The paper sayings and mini flashlights go in a variety egg.

  • Place these eggs throughout a nave or a parish hall or gallery.  Somewhere with lots of light.
  • After each child chooses one egg, they must open the egg.
  • Then they will use the light and the phrase inside to find the matching phrase in the next round.  
If mini-lights are not feasible then keep a basket of flashlights by the door of round two.

The second round:

Use the identical eggs.  By which I mean the same size and type.  They can, of course, be different colors.

  • Place the gift coin inside the egg. 
  • Close the egg and cover with a phrase label.  These may need to be taped down with clear packing tape.
  • Round two should be hidden in a dark inside area: like the Sunday school.
  • Cover the windows (if you can) and turn off the lights!
  • Hide these eggs throughout the darkened space.  
Children must use the light to hunt for this second egg. The second egg must have the same phrase as the one they found inside the first egg.
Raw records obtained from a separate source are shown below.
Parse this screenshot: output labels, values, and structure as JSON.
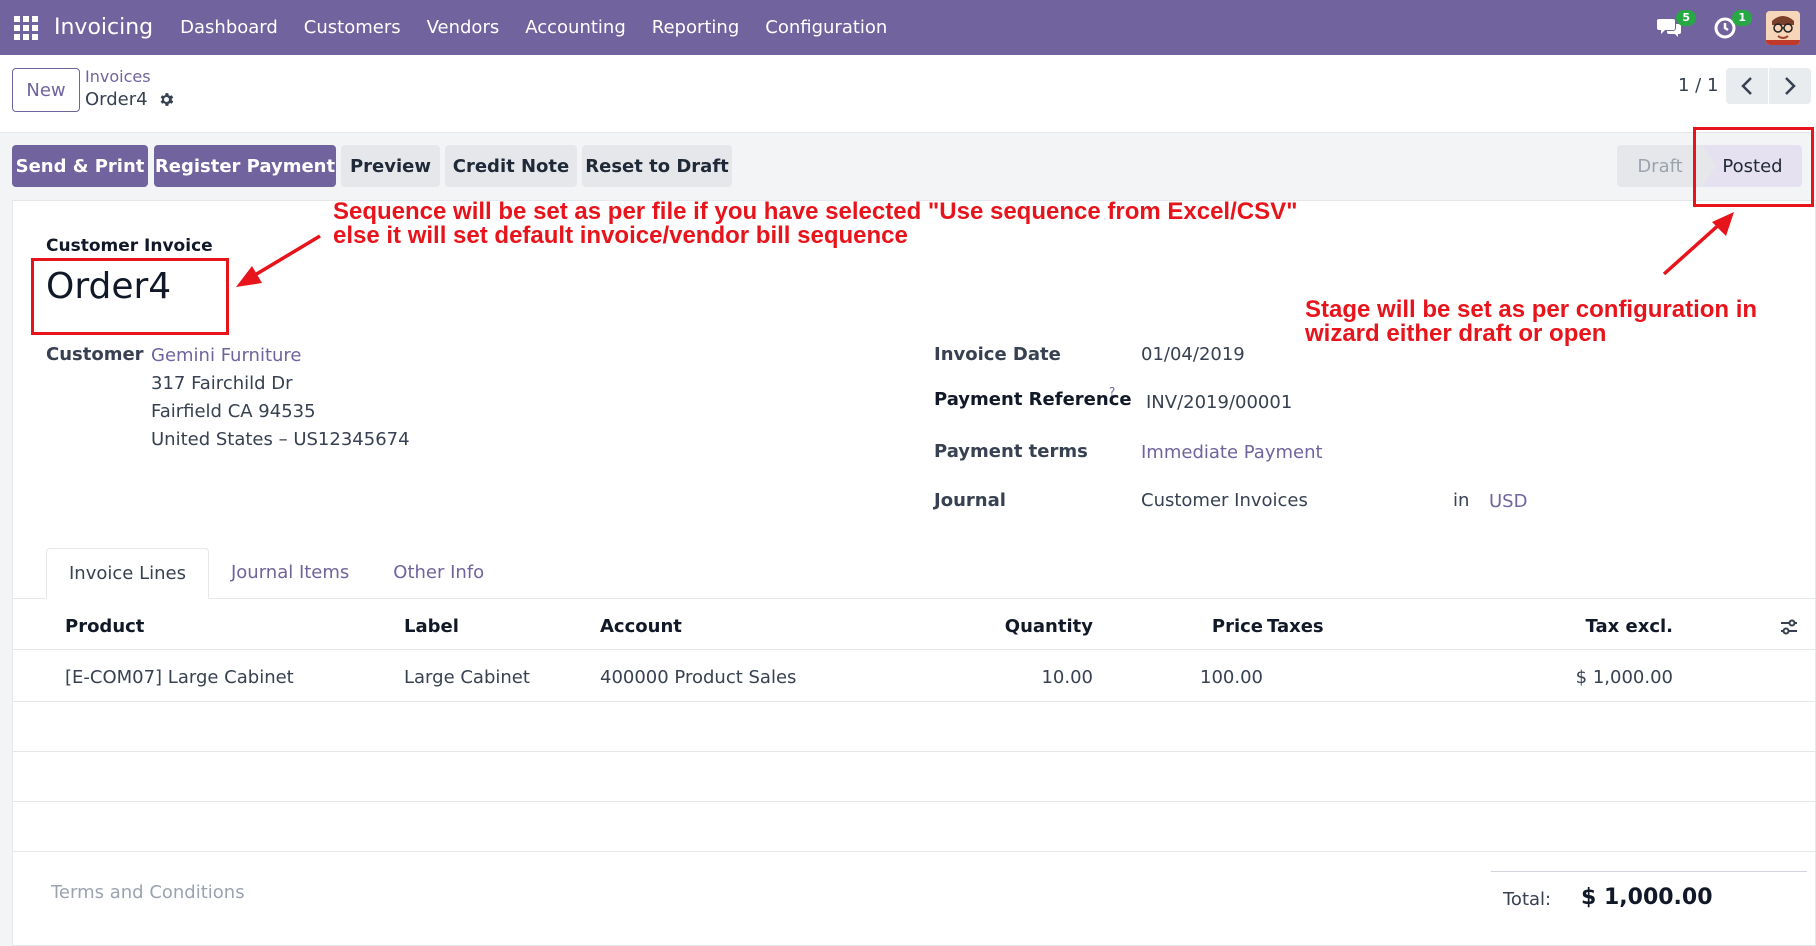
{
  "navbar": {
    "app_name": "Invoicing",
    "menu": [
      "Dashboard",
      "Customers",
      "Vendors",
      "Accounting",
      "Reporting",
      "Configuration"
    ],
    "messages_count": "5",
    "activities_count": "1"
  },
  "control_panel": {
    "new_label": "New",
    "breadcrumb_parent": "Invoices",
    "breadcrumb_current": "Order4",
    "pager_value": "1 / 1"
  },
  "actions": {
    "send_print": "Send & Print",
    "register_payment": "Register Payment",
    "preview": "Preview",
    "credit_note": "Credit Note",
    "reset_draft": "Reset to Draft"
  },
  "status": {
    "draft": "Draft",
    "posted": "Posted"
  },
  "form": {
    "doc_type": "Customer Invoice",
    "name": "Order4",
    "customer_label": "Customer",
    "customer_name": "Gemini Furniture",
    "address_line1": "317 Fairchild Dr",
    "address_line2": "Fairfield CA 94535",
    "address_line3": "United States – US12345674",
    "invoice_date_label": "Invoice Date",
    "invoice_date": "01/04/2019",
    "payment_ref_label": "Payment Reference",
    "payment_ref_help": "?",
    "payment_ref": "INV/2019/00001",
    "payment_terms_label": "Payment terms",
    "payment_terms": "Immediate Payment",
    "journal_label": "Journal",
    "journal": "Customer Invoices",
    "in_label": "in",
    "currency": "USD"
  },
  "tabs": [
    "Invoice Lines",
    "Journal Items",
    "Other Info"
  ],
  "lines": {
    "headers": {
      "product": "Product",
      "label": "Label",
      "account": "Account",
      "quantity": "Quantity",
      "price": "Price",
      "taxes": "Taxes",
      "tax_excl": "Tax excl."
    },
    "rows": [
      {
        "product": "[E-COM07] Large Cabinet",
        "label": "Large Cabinet",
        "account": "400000 Product Sales",
        "quantity": "10.00",
        "price": "100.00",
        "taxes": "",
        "tax_excl": "$ 1,000.00"
      }
    ]
  },
  "footer": {
    "terms_placeholder": "Terms and Conditions",
    "total_label": "Total:",
    "total_value": "$ 1,000.00"
  },
  "annotations": {
    "sequence_line1": "Sequence will be set as per file if you have selected \"Use sequence from Excel/CSV\"",
    "sequence_line2": "else it will set default invoice/vendor bill sequence",
    "stage_line1": "Stage will be set as per configuration in",
    "stage_line2": "wizard either draft or open",
    "color": "#e8141b"
  },
  "colors": {
    "brand": "#71639e",
    "badge": "#28a745"
  }
}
The third round:

I really love this part.

  • Place individual living potted flowers in cups.
  • Place a phrase label on each cup.  Which also may need to be secured with packing tape.
  • Place these throughout a garden area or around the outside of the building.
  • Children must find the flower with the matching phrase.


A table with candy and/or fruit or cookie or cake treats and even punch.  This way parents can help choose the treat.  


At a previous congregation the first eggs went in the parish hall.  The children did see these first eggs were NOT BE ALLOWED TO TOUCH THEM all through Children's Chapel.  Then they went back to the nave, the children, not the eggs. Out of sight, out of mind.   In my current setting the eggs are all over the place in fairly plain sight in the nave.  For the whole service.   They were given clear instructions that they cannot go find an egg until the last note of the postlude is played.   This created quite an impact.  So much so that it was discussed the next day at school. 'It was so hard to not go get one.'  'I had to wait for sooooo looonnng before I could play.'  :)

Due to my adolescent Texas self, I have a springtime love of cascarone.  Which are now easily available for sale in Walla Walla, Washington.  So the first egg is now a cascarone.  Which if you don't know what that is, it is a confetti filled egg shell.  Which you smash on each other or throw at people.  The young people get one.  The parents are given two.  Pure explosive delight, confetti all over the lawn, and no calories.  I highly recommend it to your Easter celebration.